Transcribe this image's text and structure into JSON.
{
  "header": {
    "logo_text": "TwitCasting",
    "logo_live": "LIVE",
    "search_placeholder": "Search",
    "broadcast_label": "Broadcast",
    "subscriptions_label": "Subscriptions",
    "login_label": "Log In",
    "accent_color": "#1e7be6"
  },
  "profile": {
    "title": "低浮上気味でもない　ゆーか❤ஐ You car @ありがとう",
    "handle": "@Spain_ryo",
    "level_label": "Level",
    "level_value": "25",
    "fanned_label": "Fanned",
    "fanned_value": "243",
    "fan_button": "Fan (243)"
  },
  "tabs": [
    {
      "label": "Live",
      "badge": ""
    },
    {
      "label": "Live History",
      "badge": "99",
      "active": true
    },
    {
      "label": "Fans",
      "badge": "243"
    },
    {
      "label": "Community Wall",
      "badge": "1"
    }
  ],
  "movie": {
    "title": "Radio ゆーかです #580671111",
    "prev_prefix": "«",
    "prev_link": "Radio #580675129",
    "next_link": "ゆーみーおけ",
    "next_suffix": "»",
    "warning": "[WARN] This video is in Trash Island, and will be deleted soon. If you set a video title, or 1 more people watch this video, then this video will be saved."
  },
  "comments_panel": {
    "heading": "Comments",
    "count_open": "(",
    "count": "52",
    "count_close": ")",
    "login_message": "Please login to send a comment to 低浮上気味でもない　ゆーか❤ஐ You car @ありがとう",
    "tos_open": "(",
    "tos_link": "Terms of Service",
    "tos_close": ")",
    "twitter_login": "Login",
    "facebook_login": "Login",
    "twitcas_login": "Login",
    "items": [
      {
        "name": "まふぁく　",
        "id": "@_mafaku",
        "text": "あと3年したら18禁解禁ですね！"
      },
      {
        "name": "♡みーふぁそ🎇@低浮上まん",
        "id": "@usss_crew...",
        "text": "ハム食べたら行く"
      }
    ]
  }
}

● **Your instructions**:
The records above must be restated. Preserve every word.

● **Response box**:
Transcribe this image's text and structure into JSON.
{
  "header": {
    "logo_text": "TwitCasting",
    "logo_live": "LIVE",
    "search_placeholder": "Search",
    "broadcast_label": "Broadcast",
    "subscriptions_label": "Subscriptions",
    "login_label": "Log In",
    "accent_color": "#1e7be6"
  },
  "profile": {
    "title": "低浮上気味でもない　ゆーか❤ஐ You car @ありがとう",
    "handle": "@Spain_ryo",
    "level_label": "Level",
    "level_value": "25",
    "fanned_label": "Fanned",
    "fanned_value": "243",
    "fan_button": "Fan (243)"
  },
  "tabs": [
    {
      "label": "Live",
      "badge": ""
    },
    {
      "label": "Live History",
      "badge": "99",
      "active": true
    },
    {
      "label": "Fans",
      "badge": "243"
    },
    {
      "label": "Community Wall",
      "badge": "1"
    }
  ],
  "movie": {
    "title": "Radio ゆーかです #580671111",
    "prev_prefix": "«",
    "prev_link": "Radio #580675129",
    "next_link": "ゆーみーおけ",
    "next_suffix": "»",
    "warning": "[WARN] This video is in Trash Island, and will be deleted soon. If you set a video title, or 1 more people watch this video, then this video will be saved."
  },
  "comments_panel": {
    "heading": "Comments",
    "count_open": "(",
    "count": "52",
    "count_close": ")",
    "login_message": "Please login to send a comment to 低浮上気味でもない　ゆーか❤ஐ You car @ありがとう",
    "tos_open": "(",
    "tos_link": "Terms of Service",
    "tos_close": ")",
    "twitter_login": "Login",
    "facebook_login": "Login",
    "twitcas_login": "Login",
    "items": [
      {
        "name": "まふぁく　",
        "id": "@_mafaku",
        "text": "あと3年したら18禁解禁ですね！"
      },
      {
        "name": "♡みーふぁそ🎇@低浮上まん",
        "id": "@usss_crew...",
        "text": "ハム食べたら行く"
      }
    ]
  }
}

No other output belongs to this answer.